Page and application data records
=-=-=-=-=

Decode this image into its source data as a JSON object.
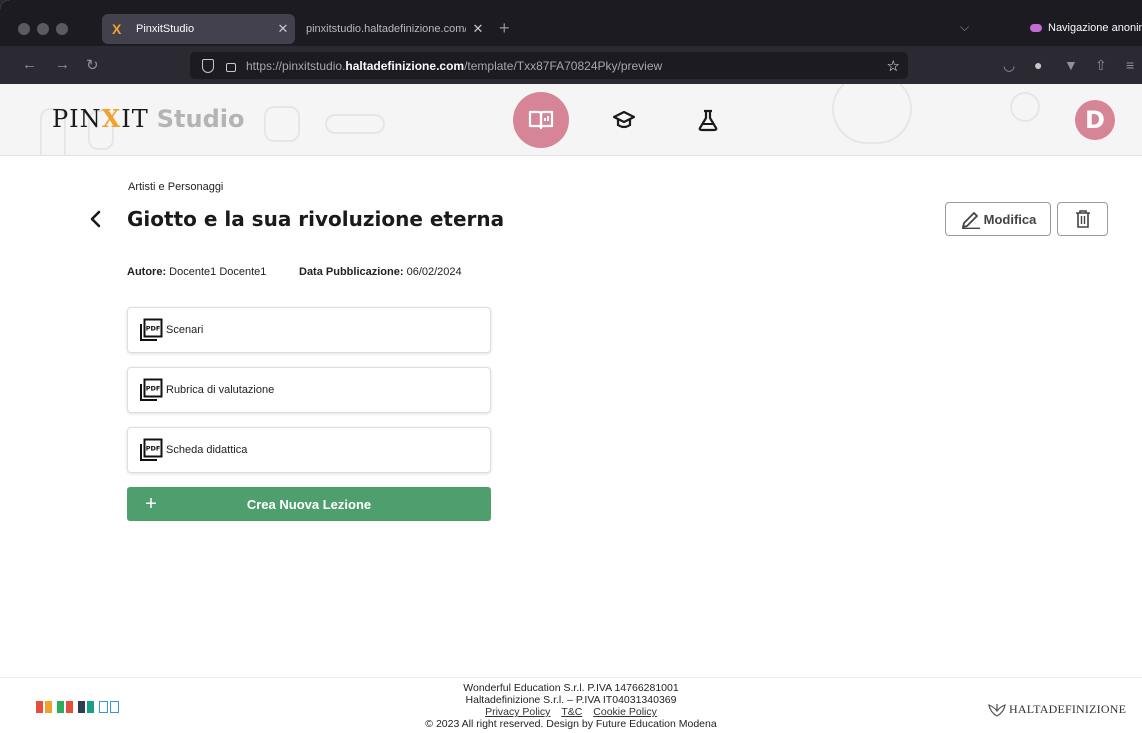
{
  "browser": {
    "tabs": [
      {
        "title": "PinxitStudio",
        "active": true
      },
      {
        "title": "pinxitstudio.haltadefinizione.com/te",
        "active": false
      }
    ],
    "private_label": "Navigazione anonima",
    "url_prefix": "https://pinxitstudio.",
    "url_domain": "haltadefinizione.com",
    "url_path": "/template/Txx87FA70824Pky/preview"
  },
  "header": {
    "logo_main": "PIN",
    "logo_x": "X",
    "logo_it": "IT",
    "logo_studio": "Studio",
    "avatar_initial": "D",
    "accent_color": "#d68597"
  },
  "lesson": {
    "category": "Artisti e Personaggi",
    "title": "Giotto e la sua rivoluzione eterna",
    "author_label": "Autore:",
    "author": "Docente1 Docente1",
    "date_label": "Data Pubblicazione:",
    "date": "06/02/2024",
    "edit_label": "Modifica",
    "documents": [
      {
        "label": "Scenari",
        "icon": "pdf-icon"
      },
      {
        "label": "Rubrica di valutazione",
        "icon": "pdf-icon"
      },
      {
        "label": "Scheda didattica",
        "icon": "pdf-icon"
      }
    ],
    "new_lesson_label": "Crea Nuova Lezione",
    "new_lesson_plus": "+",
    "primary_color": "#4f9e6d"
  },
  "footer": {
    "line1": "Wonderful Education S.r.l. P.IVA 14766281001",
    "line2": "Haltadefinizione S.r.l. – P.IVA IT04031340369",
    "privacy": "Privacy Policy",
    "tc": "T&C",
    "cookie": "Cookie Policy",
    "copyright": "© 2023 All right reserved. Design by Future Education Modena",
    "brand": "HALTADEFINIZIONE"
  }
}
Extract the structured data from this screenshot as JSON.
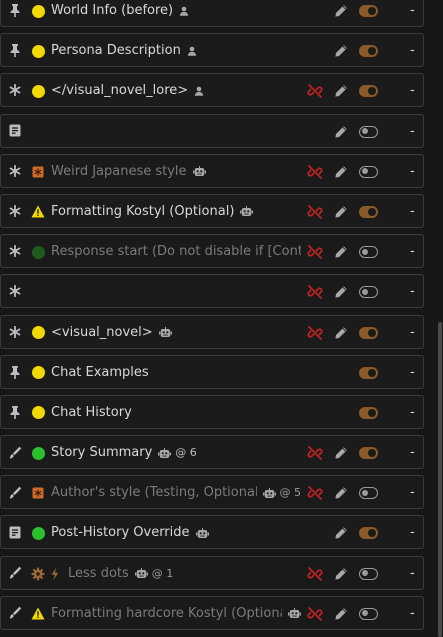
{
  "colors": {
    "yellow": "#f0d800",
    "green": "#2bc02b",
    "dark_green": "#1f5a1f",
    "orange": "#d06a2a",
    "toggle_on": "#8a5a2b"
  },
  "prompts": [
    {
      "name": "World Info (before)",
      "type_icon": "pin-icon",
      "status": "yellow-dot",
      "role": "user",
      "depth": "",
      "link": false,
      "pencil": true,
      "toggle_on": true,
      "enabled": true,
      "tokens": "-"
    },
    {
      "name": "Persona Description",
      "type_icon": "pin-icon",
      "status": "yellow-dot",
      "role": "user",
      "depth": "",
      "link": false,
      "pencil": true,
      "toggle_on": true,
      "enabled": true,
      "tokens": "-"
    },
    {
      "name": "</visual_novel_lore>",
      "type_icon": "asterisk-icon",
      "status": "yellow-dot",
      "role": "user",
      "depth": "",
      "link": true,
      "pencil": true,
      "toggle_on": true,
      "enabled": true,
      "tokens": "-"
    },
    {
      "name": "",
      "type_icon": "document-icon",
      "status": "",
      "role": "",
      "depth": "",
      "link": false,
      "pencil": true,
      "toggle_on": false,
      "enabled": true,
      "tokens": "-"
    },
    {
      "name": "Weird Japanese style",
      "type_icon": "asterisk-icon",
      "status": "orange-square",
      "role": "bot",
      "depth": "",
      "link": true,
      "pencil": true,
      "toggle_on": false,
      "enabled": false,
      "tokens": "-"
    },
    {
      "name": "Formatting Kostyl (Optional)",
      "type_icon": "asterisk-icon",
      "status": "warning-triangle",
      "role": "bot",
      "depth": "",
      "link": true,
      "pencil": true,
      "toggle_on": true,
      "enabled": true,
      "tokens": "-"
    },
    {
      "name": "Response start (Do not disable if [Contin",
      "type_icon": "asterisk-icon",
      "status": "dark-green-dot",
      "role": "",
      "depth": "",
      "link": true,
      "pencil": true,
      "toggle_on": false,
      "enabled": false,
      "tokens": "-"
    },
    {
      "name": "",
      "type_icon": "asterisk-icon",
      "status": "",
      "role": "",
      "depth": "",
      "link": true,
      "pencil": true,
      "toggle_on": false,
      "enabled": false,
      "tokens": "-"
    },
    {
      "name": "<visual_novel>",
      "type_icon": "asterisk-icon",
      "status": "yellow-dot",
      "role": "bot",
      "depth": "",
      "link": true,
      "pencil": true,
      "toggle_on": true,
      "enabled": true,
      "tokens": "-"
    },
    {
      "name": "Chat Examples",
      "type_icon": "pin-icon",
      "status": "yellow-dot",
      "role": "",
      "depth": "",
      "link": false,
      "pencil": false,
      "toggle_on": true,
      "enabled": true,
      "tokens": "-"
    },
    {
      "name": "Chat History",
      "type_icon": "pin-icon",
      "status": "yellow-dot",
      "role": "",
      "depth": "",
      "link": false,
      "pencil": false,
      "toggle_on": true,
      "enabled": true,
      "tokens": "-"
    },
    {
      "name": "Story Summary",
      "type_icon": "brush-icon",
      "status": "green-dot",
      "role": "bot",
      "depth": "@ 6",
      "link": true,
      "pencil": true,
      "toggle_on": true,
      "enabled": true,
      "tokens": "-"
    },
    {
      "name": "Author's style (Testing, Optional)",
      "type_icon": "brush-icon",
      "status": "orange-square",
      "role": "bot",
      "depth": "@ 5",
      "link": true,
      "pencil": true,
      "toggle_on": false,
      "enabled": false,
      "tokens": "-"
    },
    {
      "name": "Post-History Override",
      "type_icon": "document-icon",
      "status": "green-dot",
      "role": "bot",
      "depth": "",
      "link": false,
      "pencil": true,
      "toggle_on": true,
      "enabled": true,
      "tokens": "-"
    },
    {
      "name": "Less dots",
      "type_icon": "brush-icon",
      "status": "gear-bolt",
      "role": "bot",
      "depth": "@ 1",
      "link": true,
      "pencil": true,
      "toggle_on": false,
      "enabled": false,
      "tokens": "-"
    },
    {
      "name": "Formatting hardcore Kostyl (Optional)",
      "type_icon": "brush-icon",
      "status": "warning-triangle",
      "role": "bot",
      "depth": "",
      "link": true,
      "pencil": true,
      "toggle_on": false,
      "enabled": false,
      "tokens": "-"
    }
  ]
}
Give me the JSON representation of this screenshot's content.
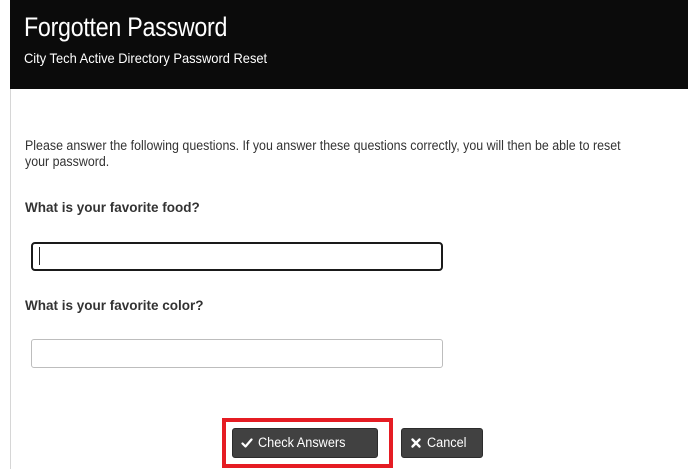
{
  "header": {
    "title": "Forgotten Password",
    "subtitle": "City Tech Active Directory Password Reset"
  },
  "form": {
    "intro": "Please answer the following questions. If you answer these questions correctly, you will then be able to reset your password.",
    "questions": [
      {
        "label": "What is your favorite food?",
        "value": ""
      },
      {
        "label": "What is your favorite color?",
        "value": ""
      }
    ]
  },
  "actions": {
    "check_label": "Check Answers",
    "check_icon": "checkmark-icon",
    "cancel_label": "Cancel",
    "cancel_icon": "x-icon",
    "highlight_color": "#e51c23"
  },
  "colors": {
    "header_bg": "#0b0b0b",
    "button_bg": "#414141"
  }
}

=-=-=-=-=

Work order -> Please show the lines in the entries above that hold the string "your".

Final answer ->
    "intro": "Please answer the following questions. If you answer these questions correctly, you will then be able to reset your password.",
        "label": "What is your favorite food?",
        "label": "What is your favorite color?",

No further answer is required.